Exercise description: Only the lines with "active" in the entries below belong in the answer; please copy them.

[Items from an interface collection]
====================

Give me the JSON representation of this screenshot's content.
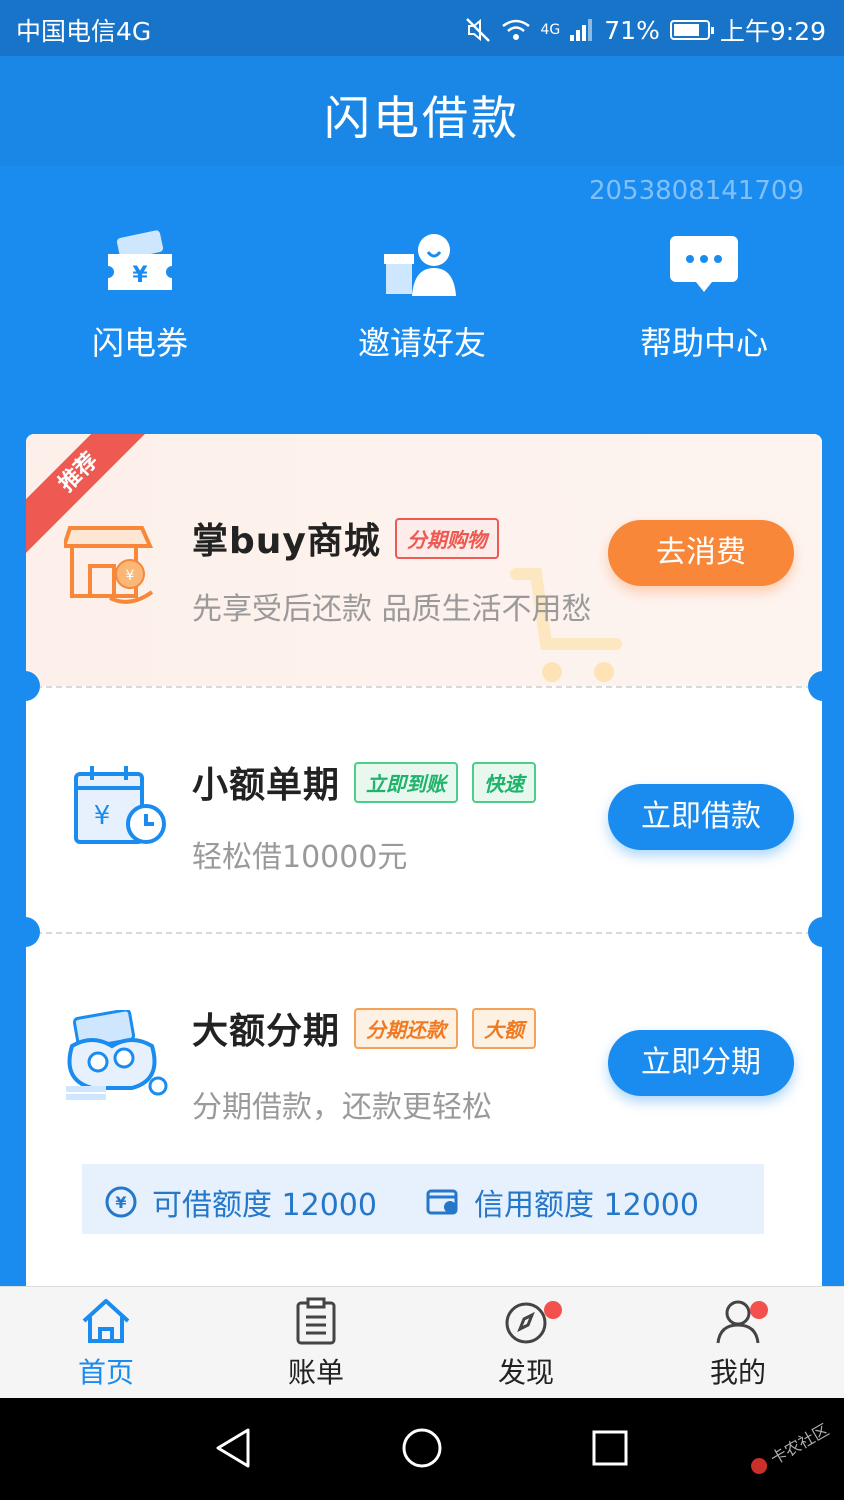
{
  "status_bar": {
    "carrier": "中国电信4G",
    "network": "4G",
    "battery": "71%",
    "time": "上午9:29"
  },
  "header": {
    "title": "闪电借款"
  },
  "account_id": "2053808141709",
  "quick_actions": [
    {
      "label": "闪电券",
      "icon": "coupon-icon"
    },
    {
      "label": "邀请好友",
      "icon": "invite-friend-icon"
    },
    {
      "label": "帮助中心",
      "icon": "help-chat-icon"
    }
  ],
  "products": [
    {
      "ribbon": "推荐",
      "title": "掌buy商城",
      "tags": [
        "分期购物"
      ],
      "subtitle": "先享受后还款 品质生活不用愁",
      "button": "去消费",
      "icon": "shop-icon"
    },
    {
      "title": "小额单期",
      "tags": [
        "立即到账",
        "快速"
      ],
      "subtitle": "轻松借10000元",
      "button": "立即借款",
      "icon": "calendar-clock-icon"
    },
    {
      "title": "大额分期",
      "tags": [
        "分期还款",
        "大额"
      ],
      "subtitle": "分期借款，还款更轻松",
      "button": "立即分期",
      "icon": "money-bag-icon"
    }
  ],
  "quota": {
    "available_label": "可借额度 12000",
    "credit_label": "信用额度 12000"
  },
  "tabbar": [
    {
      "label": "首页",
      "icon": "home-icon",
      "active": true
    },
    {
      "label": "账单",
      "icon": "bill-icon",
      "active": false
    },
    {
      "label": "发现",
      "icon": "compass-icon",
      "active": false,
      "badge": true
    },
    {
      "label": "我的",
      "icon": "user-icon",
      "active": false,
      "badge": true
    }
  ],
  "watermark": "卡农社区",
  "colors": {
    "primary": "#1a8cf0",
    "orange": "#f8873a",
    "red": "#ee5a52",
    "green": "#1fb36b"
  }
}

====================

Solved exercise:
      "active": true
      "active": false
      "active": false,
      "active": false,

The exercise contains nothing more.